| By Thorndike Staff |
Thorndike Press publishes large print editions of more than 40 titles out of the top 100 books Time magazine has labeled the “Best YA Books of All Time.” While their selection process was based on various criteria, the fact that these books enabled readers to see themselves in the narratives played a key role.1
Large print is a versatile format for readers at all levels of proficiency. If you notice a middle reader or teen having trouble with reading, try offering a large print edition. If you’re just beginning to add this format or are looking to round out your youth collection, you can’t go wrong with these must-have titles. Take a look at a handful of some of the books available in large print.
Aristotle and Dante Discover the Secrets of the Universe by Benjamin Alire Sáenz
Aristotle is an angry teen with a brother in prison. Dante is a know-it-all who has an unusual way of looking at the world. When the two meet at the swimming pool, they seem to have nothing in common. But as the loners start spending time together, they discover that they share a special friendship—the kind that changes lives and lasts a lifetime. And it is through this friendship that Ari and Dante will learn the most important truths about themselves and the kind of people they want to be.
Darius the Great Is Not Okay by Adib Khorram
Darius has never really fit in at home, and he’s sure things are going to be the same in Iran. His clinical depression doesn’t exactly help matters, and trying to explain his medication to his grandparents only makes things harder. Then Darius meets Sohrab, the boy next door, and everything changes. Soon, they’re spending their days together, playing soccer, eating faludeh, and talking for hours on a secret rooftop overlooking the city’s skyline. Sohrab calls him Darioush—the original Persian version of his name—and Darius has never felt more like himself than he does now that he’s Darioush to Sohrab.

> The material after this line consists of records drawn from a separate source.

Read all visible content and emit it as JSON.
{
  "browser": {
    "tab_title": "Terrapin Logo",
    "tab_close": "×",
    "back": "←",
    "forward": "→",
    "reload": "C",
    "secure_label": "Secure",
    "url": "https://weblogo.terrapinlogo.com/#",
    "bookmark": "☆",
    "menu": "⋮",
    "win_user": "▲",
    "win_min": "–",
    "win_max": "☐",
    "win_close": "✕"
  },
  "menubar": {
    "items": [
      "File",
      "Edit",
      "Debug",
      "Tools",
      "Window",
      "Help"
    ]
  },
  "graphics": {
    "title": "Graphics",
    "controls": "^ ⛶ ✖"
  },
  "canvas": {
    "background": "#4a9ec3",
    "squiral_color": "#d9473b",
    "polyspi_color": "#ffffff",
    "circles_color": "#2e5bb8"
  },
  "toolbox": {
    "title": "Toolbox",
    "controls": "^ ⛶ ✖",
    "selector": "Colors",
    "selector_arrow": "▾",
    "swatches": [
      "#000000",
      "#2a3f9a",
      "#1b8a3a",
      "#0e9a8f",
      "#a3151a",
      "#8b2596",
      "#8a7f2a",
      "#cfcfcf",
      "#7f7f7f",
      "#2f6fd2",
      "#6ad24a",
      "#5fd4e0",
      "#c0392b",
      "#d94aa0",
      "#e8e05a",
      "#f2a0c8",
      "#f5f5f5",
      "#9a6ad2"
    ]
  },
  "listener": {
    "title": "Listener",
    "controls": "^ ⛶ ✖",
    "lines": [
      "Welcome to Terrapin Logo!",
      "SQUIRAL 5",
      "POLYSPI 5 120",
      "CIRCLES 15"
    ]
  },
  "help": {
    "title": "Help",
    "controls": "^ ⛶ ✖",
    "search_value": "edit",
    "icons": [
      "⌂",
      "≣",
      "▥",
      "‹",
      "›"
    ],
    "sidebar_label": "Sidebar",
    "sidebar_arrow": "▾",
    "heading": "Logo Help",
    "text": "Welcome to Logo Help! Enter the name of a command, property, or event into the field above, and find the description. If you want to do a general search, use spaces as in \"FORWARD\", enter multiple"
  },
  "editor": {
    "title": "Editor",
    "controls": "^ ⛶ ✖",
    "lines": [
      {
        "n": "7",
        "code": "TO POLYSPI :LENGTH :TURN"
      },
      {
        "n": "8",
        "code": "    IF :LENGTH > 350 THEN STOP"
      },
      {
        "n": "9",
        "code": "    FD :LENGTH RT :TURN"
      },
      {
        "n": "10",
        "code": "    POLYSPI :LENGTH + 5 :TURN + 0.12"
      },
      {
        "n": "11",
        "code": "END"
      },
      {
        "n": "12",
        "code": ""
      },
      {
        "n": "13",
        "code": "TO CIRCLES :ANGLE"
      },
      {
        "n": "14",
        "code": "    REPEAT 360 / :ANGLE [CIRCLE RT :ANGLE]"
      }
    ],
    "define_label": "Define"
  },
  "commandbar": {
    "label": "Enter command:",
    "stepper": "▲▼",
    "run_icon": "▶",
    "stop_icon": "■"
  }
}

If You Come Softly (20th Anniversary Edition) by Jacqueline Woodson
Jeremiah feels good inside his own skin. That is, when he’s in his own Brooklyn neighborhood. But now he’s going to be attending a fancy prep school in Manhattan, and black teenage boys don’t exactly fit in there. So it’s a surprise when he meets Ellie in the first week of school. In one frozen moment, their eyes lock, and after that, they know they fit together—even though she’s Jewish and he’s black. Their worlds are so different, but to them, that’s not what matters. Too bad the rest of the world has to get in their way.
To All the Boys I’ve Loved Before by Jenny Han
Sixteen-year-old Lara Jean Song keeps her love letters in a hatbox her mother gave her. They aren’t love letters that anyone else wrote for her; these are ones she’s written. One for every boy she’s ever loved—five in all. When she writes, she pours out her heart and soul and says all the things she would never say in real life, because her letters are for her eyes only. Until the day her secret letters are mailed, and suddenly, Lara Jean’s love life goes from imaginary to out of control.
You Should See Me in a Crown by Leah Johnson
Liz Lighty has always believed she’s too black, too poor, too awkward to shine in her small, rich, prom-obsessed midwestern town. But it’s okay—Liz has a plan that will get her out of Campbell, Indiana, forever: attend the uber-elite Pennington College, play in their world-famous orchestra, and become a doctor. But when the financial aid she was counting on unexpectedly falls through, Liz’s plans come crashing down . . . until she’s reminded of her school’s scholarship for prom king and queen. There’s nothing Liz wants to do less than endure a gauntlet of social media trolls, catty competitors, and humiliating public events, but despite her devastating fear of the spotlight, she’s willing to do whatever it takes to get to Pennington.
- Gutterman, Annabel, and Megan McCluskey. “How We Chose the 100 Best YA Books of All Time,” Time, August 11, 2021.